Overview – What is it?
Hives are red itchy bumps or plaques on the skin that are caused by a reaction to certain substances, certain medicines and foods.
The symptoms for this condition include red patches on the body, itching and painful swelling of the lips, eyelids or throat.
Diagnosis is done through carrying out a physical exam or by blood and skin tests.
This condition can be treated at home using over-the-counter drugs or prescription medications.
Hives can be prevented by avoiding triggers such as pollen, certain medicines, certain foods and certain infections.
Causes – What causes it?
Hives are brought about by triggers that cause high levels of histamine and other chemicals to be released in the skin. These triggers include:
- Certain medications
- Insect or parasite bites
- Dust mites
- Some chemicals
- Some chronic illnesses such as lupus
- Heat or cold
- Alcohol or certain foods like eggs and nuts
- Bacterial infection like strep throat and urinary tract infections
- Pressure exerted on the skin from tight clothing or other items like waistbands
Symptoms – What do you feel?

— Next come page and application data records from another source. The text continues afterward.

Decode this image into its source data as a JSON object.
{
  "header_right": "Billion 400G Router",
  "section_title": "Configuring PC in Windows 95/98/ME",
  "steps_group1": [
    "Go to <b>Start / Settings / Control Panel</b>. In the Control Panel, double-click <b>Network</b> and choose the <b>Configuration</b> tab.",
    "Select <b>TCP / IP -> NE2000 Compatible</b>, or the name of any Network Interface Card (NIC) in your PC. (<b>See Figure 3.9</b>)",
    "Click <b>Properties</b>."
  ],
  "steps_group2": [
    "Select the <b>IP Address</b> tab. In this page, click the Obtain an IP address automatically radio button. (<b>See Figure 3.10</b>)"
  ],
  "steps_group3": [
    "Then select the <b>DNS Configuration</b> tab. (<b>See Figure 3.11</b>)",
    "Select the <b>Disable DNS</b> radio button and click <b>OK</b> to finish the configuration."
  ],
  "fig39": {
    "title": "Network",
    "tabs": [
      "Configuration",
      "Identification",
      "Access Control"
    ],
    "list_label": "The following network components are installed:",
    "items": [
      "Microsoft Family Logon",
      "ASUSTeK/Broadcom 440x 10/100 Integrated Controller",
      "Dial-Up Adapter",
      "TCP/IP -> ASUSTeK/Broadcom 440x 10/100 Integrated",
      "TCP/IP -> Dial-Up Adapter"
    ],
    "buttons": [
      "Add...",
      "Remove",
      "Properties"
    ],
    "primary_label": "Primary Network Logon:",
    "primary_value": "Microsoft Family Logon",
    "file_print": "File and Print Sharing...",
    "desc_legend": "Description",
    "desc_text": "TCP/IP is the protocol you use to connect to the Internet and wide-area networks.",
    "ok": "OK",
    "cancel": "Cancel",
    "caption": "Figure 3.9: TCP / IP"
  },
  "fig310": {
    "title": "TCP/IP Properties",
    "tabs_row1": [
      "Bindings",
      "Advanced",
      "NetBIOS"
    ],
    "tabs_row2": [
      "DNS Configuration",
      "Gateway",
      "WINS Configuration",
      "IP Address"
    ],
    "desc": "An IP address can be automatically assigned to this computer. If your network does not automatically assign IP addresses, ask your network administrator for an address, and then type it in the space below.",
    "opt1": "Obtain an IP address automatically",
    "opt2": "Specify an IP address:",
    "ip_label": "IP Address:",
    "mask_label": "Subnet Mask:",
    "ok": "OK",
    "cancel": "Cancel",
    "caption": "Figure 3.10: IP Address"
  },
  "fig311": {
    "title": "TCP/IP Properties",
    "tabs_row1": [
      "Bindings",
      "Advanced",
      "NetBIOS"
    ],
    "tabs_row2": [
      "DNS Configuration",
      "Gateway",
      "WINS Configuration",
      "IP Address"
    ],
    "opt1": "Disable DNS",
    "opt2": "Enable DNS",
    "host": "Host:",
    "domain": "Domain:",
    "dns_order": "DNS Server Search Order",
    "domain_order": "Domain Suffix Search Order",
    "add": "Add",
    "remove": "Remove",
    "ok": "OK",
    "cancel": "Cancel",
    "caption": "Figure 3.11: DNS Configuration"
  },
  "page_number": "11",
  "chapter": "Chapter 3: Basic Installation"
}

The signs and symptoms for hives may persist for weeks and tend to get worse with triggers.
The symptoms for hives include:

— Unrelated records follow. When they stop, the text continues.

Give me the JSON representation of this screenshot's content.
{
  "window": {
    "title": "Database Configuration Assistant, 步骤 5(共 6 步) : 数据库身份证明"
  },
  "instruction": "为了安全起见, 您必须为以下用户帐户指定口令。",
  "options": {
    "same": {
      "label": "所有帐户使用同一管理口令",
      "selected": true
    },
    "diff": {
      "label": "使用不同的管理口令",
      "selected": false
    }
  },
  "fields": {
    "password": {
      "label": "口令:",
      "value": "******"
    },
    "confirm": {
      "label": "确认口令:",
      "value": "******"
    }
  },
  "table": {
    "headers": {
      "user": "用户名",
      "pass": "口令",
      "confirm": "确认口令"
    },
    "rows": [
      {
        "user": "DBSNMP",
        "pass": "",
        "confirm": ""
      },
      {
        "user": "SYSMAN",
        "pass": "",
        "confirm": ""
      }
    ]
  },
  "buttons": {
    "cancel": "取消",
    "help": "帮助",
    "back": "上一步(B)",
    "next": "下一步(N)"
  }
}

- Itching which may be severe
- Change in shape and size of the hives
- Swelling that is painful
- Red patches on the skin appearing anywhere on the body
Diagnosis – How do you diagnose it?
Hives are diagnosed through a physical exam which enables the doctor to look out for the symptoms of the condition. The doctor might also want to know whether you have taken any medication, what you have eaten or drunk, how many times the hives have appeared and how long they take to fade and any other information that may help in the diagnosis. The doctor can then recommend other tests such as:
- Blood tests (including a complete blood count test) and
- Skin test to determine which substance you are allergic to.
Treatment – How do you treat it?
The treatment of hives can be done using:
- Home remedies like over-the-counter drugs such as antihistamines. If home remedies do not work, other medicines may be recommended.
- Other medications include:
- Anti-inflammation medications such as prednisone to lessen swelling, itching and redness
- Asthma drugs with antihistamines which interfere with the action of leukotriene modifiers
- Immune-suppressing drugs
- Histamine blockers taken orally or injected
- Monoclonal antibodies which can be used to treat chronic hives
In the case of chronic hives, management is necessary by avoiding the triggers for this condition.
Prevention – How do you prevent it?
Since there is no specific way to prevent hives, prevention of triggers is the best way to prevent or manage hives. This can be done through lifestyle changes such as:
- Wearing loose or light clothing
- Avoiding scratching
- Avoiding harsh soaps
- Applying sunscreen before going out into the sun
- Soothing the affected area with a bath, lotion or anti-itch cream
- Keeping a record of when the hives appear and how long they take to disappear
- Avoiding substances that trigger hives by, for example, getting allergy shots